  • A QOF must hold 90% of its gross assets in QOZ property or sub-fund interests. The sub-fund in which that QOF invests only requires 70% its tangible assets be held in QOZ property.
  • If the QOF doesn’t meet the asset test of 90%, it pays a 5% interest penalty on the shortfall. If the sub-fund fails to meet the 70% asset test, it immediately is disqualified.
  • An entity declares itself a QOF by filing an annual Form 8996 with income taxes. That entity’s organizational charter must also specify it is doing business in an Opportunity Zone. The sub- of its tangible assets be held in QOZ property.
  • If the QOF doesn’t meet the asset test of 90%, it pays a 5% interest penalty on the shortfall. If the sub-fund fails to meet the 70% asset test, it immediately is disqualified.

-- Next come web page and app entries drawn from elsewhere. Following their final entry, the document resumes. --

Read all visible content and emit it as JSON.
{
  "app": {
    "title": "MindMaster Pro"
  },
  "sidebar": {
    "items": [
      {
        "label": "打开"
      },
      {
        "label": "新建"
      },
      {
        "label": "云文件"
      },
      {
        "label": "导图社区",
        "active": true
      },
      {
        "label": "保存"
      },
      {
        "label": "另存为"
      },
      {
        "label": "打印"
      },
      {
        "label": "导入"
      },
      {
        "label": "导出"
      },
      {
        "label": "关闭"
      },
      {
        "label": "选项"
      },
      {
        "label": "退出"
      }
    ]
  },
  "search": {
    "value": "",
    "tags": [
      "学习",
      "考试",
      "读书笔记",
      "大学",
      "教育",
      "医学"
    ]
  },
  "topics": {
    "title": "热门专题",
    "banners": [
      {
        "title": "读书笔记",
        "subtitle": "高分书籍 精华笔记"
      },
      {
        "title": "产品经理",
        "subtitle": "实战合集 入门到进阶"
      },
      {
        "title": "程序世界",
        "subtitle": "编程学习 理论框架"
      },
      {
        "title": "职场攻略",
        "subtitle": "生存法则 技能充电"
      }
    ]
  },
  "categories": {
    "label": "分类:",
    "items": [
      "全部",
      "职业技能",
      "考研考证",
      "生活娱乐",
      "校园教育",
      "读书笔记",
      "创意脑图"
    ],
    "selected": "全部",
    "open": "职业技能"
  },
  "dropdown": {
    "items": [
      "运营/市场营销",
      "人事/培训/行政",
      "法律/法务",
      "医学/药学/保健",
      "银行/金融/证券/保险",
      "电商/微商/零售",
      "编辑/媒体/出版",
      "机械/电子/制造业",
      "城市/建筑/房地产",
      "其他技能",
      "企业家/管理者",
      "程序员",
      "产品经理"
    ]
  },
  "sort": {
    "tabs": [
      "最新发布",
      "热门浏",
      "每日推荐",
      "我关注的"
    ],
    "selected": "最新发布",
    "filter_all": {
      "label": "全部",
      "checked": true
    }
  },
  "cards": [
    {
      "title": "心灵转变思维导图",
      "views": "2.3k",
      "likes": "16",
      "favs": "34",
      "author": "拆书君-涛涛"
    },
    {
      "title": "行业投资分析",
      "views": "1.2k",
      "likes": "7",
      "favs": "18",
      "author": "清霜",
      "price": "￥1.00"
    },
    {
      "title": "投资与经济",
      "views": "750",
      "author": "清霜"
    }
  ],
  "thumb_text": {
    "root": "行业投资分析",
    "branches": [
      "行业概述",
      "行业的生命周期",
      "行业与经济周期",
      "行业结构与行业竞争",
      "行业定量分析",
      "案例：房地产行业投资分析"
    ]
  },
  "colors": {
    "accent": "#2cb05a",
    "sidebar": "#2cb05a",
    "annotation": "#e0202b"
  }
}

  • An entity declares itself a QOF by filing an annual Form 8996 with income taxes. That entity’s organizational charter must also specify it is doing business in an Opportunity Zone. The sub-fund entity isn’t required to file a Form 8996, or to specify a purpose.
  • At least 50% of a sub-fund’s gross income must come from an active trade or business within the QOZ; QOZ working capital can count as qualifying income. QOFs are not held to that 50% rule, and can’t use working capital as qualifying income.

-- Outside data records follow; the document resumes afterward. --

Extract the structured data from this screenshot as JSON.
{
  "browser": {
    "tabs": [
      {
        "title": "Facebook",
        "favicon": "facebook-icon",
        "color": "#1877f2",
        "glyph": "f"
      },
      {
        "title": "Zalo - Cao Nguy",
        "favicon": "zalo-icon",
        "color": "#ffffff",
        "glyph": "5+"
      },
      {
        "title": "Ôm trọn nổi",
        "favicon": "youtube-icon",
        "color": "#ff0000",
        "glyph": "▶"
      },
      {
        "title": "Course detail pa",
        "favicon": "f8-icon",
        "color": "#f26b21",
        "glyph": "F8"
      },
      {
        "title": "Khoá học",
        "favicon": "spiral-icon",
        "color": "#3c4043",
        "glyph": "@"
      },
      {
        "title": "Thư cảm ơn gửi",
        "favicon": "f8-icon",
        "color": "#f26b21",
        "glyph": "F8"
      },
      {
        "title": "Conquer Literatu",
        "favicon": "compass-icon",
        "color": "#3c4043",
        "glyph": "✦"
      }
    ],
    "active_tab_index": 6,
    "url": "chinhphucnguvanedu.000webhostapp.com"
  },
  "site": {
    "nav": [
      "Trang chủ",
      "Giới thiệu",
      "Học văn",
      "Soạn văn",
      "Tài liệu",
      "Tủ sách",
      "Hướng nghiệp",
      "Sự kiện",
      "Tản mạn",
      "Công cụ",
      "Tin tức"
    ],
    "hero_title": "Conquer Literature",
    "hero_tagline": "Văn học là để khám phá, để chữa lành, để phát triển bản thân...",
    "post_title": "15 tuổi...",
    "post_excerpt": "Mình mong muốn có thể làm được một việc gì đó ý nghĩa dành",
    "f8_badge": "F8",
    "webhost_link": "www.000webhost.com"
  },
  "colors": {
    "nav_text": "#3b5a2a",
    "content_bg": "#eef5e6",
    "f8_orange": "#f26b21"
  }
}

  • Less than 5% of a sub-fund’s assets can consist of investment/intangible property — stock, partnership interest and debt — other than QOZ working capital. This is not the case with a QOF.
  • Liquid assets can count as a sub-fund’s property, as long as a written plan and schedule are in place to meet the 100% of cost test. Again, this is not the case with QOFs.

Due diligence is required for any investment; this is especially the case for QOF and sub-fund investments. Complicating the issue is that the Opportunity Zone program is still so new. Still, the following can help protect those investing in QOFs and sub-funds:

  • Take note of the QOF’s and sub-fund’s structure and holdings. Both must pass the requirements mentioned above.
  • Though sub-funds are not required to state their purpose, their holdings must be consistent with guidance.
  • Keep an eye on the calendar; QOFs and sub-funds must pass an asset test every six months. Additionally, QOZ properties in which a QOF/sub-fund invests are required to be “substantially improved” within 30 months.
  • Work with those who know what they are doing. At Greenberg Glusker, we have staff solely dedicated to understanding guidance and rules pertaining to the Opportunity Zone program. It’s important to have access to expertise like this, to protect your investments.

While the Opportunity Zone program can provide positive benefits, it is still very new. This is especially the case for Qualified Opportunity Funds and their sub-funds. As such, an understanding about the investment and requirements is extremely important.